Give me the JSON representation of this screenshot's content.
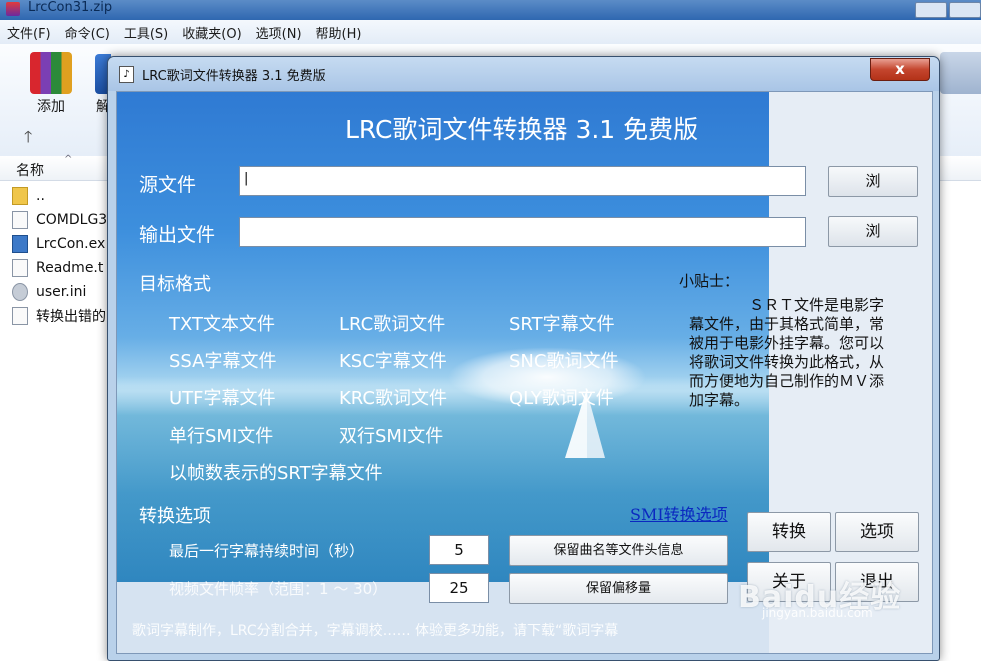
{
  "background_window": {
    "title": "LrcCon31.zip",
    "menu": [
      "文件(F)",
      "命令(C)",
      "工具(S)",
      "收藏夹(O)",
      "选项(N)",
      "帮助(H)"
    ],
    "toolbar": {
      "add": "添加",
      "extract": "解"
    },
    "column_header": "名称",
    "files": [
      "..",
      "COMDLG3",
      "LrcCon.ex",
      "Readme.t",
      "user.ini",
      "转换出错的"
    ]
  },
  "dialog": {
    "title": "LRC歌词文件转换器 3.1 免费版",
    "close_label": "x",
    "heading": "LRC歌词文件转换器 3.1 免费版",
    "source_label": "源文件",
    "output_label": "输出文件",
    "browse_label": "浏",
    "target_format_label": "目标格式",
    "formats": [
      "TXT文本文件",
      "LRC歌词文件",
      "SRT字幕文件",
      "SSA字幕文件",
      "KSC字幕文件",
      "SNC歌词文件",
      "UTF字幕文件",
      "KRC歌词文件",
      "QLY歌词文件",
      "单行SMI文件",
      "双行SMI文件",
      "以帧数表示的SRT字幕文件"
    ],
    "tip_title": "小贴士：",
    "tip_body": "ＳＲＴ文件是电影字幕文件，由于其格式简单，常被用于电影外挂字幕。您可以将歌词文件转换为此格式，从而方便地为自己制作的ＭＶ添加字幕。",
    "options_label": "转换选项",
    "smi_link": "SMI转换选项",
    "last_subtitle_label": "最后一行字幕持续时间（秒）",
    "duration_value": "5",
    "framerate_label": "视频文件帧率（范围：1 ～ 30）",
    "framerate_value": "25",
    "keep_header_label": "保留曲名等文件头信息",
    "keep_offset_label": "保留偏移量",
    "convert_label": "转换",
    "options_button_label": "选项",
    "about_label": "关于",
    "exit_label": "退出",
    "footer_text": "歌词字幕制作，LRC分割合并，字幕调校…… 体验更多功能，请下载“歌词字幕"
  },
  "watermark": {
    "brand": "Baidu经验",
    "url": "jingyan.baidu.com"
  }
}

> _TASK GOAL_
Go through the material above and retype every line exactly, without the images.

> _RESPONSE TO THIS TASK_
Give me the JSON representation of this screenshot's content.
{
  "background_window": {
    "title": "LrcCon31.zip",
    "menu": [
      "文件(F)",
      "命令(C)",
      "工具(S)",
      "收藏夹(O)",
      "选项(N)",
      "帮助(H)"
    ],
    "toolbar": {
      "add": "添加",
      "extract": "解"
    },
    "column_header": "名称",
    "files": [
      "..",
      "COMDLG3",
      "LrcCon.ex",
      "Readme.t",
      "user.ini",
      "转换出错的"
    ]
  },
  "dialog": {
    "title": "LRC歌词文件转换器 3.1 免费版",
    "close_label": "x",
    "heading": "LRC歌词文件转换器 3.1 免费版",
    "source_label": "源文件",
    "output_label": "输出文件",
    "browse_label": "浏",
    "target_format_label": "目标格式",
    "formats": [
      "TXT文本文件",
      "LRC歌词文件",
      "SRT字幕文件",
      "SSA字幕文件",
      "KSC字幕文件",
      "SNC歌词文件",
      "UTF字幕文件",
      "KRC歌词文件",
      "QLY歌词文件",
      "单行SMI文件",
      "双行SMI文件",
      "以帧数表示的SRT字幕文件"
    ],
    "tip_title": "小贴士：",
    "tip_body": "ＳＲＴ文件是电影字幕文件，由于其格式简单，常被用于电影外挂字幕。您可以将歌词文件转换为此格式，从而方便地为自己制作的ＭＶ添加字幕。",
    "options_label": "转换选项",
    "smi_link": "SMI转换选项",
    "last_subtitle_label": "最后一行字幕持续时间（秒）",
    "duration_value": "5",
    "framerate_label": "视频文件帧率（范围：1 ～ 30）",
    "framerate_value": "25",
    "keep_header_label": "保留曲名等文件头信息",
    "keep_offset_label": "保留偏移量",
    "convert_label": "转换",
    "options_button_label": "选项",
    "about_label": "关于",
    "exit_label": "退出",
    "footer_text": "歌词字幕制作，LRC分割合并，字幕调校…… 体验更多功能，请下载“歌词字幕"
  },
  "watermark": {
    "brand": "Baidu经验",
    "url": "jingyan.baidu.com"
  }
}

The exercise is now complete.